10. Use Prezi as your presentation client. Rarely do I use powerpoint nowadays, everything is in the cloud. This gives the potential for others to work on things for me if unavailable or for me to use bits of time available (back of taxis, airport lounges, waiting gaps between meetings). It also saves lots of time by having to merge different decks if a few people are presenting on the same day, you can all use the same collaboration space.
11. Set clear time expectations. Whether working through tasks or having a meeting set your intent out. Beginning a meeting I prefer to state my end time in advance so that the discussion stays focused. ‘I have one hour’ sharpens the conversational saw.
12. Ask people to highlight in their e-mail subject line to you whether something is urgent. This is a particularly important with colleagues or you end up drowning under the deluge. Everyone suffers from ‘infobesity’ so they will appreciate if you reciprocate by putting things like ‘not urgent’ or ‘response needed by Friday’ in your e-mails.
13. Get a second monitor on your PC. Most people in my workplace are given the second monitor option, it makes multi-tasking much easier, particularly if needing to refer to several documents at the same time. I actually have x3 screens – 1 x laptop, supported by two 24″ monitors either side, like a flight controllers station. When working on complex projects it’s essential and a brilliant hack if budget and space affords.
14. Value your time. Literally put a value on it by hour. What are you worth? It makes you ‘pay’ attention. Family time is priceless, watching your kids grow up, being at a sports day or parents evening – this should be a basic principle for you so give this up like you would a chest of gold – without a fight! When you value your time there is a trade-off for every ‘lets catch up for a coffee’ request. Is it going to be worth £XXX of your time?
15. Guard your diary like you would guard your home. Your diary is your statement of intent. The things in it should be a clear indication of what you’re working towards. If it’s full of rubbish (things that do not get you closer to your goals you need to ask yourself some tough questions).
1. Do we need to meet in person or is a quick call/web conference easier?
2. Does this get me closer to my goals?
3. Who needs this meeting, them or me?
4. Is it urgent or important? Can it wait? What’s the price for going and not going?
5. What’s the travelling requirement for this meeting? Can I afford that or should we web conference?
It’s terribly important you also leave time to think, relax and refresh to be at your best. To allow your brain to function and drift, to invest in the right friendships and your family, to have some ‘me’ time and reset to your best.
No-one will ever celebrate you for being the ‘busiest person they’ve ever know’ when it comes time to meet your maker. They will remember you for the ‘impact’ you made, hack your time to make that happen.

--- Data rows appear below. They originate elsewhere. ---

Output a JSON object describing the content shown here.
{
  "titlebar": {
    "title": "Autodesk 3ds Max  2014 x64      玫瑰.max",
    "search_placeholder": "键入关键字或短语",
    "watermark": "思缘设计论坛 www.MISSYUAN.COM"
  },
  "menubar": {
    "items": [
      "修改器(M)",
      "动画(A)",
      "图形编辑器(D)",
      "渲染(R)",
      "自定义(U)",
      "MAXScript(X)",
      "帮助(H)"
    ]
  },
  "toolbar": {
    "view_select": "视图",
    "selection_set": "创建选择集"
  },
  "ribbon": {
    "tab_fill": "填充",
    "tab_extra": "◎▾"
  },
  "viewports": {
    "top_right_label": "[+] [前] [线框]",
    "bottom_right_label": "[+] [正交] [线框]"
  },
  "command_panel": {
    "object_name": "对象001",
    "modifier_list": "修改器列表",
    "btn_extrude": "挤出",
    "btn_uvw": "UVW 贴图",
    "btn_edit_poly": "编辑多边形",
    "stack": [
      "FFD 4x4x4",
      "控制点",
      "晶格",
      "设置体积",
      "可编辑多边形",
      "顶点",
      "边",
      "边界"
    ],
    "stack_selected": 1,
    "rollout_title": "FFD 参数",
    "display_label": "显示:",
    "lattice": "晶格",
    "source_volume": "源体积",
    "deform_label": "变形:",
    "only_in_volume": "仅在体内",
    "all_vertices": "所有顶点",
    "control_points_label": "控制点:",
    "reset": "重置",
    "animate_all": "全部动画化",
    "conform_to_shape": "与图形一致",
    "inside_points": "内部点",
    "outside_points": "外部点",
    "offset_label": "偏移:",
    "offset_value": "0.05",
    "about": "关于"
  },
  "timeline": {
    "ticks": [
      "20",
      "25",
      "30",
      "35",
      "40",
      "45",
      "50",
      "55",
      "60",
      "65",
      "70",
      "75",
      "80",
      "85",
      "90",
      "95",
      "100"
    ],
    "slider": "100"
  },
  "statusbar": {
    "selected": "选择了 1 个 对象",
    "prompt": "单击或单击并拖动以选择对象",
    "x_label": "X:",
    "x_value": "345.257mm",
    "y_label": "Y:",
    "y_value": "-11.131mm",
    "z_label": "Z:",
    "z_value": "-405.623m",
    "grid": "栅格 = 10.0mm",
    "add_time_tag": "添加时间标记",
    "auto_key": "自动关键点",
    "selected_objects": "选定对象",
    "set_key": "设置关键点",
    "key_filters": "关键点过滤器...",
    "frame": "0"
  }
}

Be the person who appreciated you have the shortest time here, that time must never be taken for granted and your time was a currency you wanted to invest to lift others higher.
What action can you now take? Can you share a hack by leaving a comment?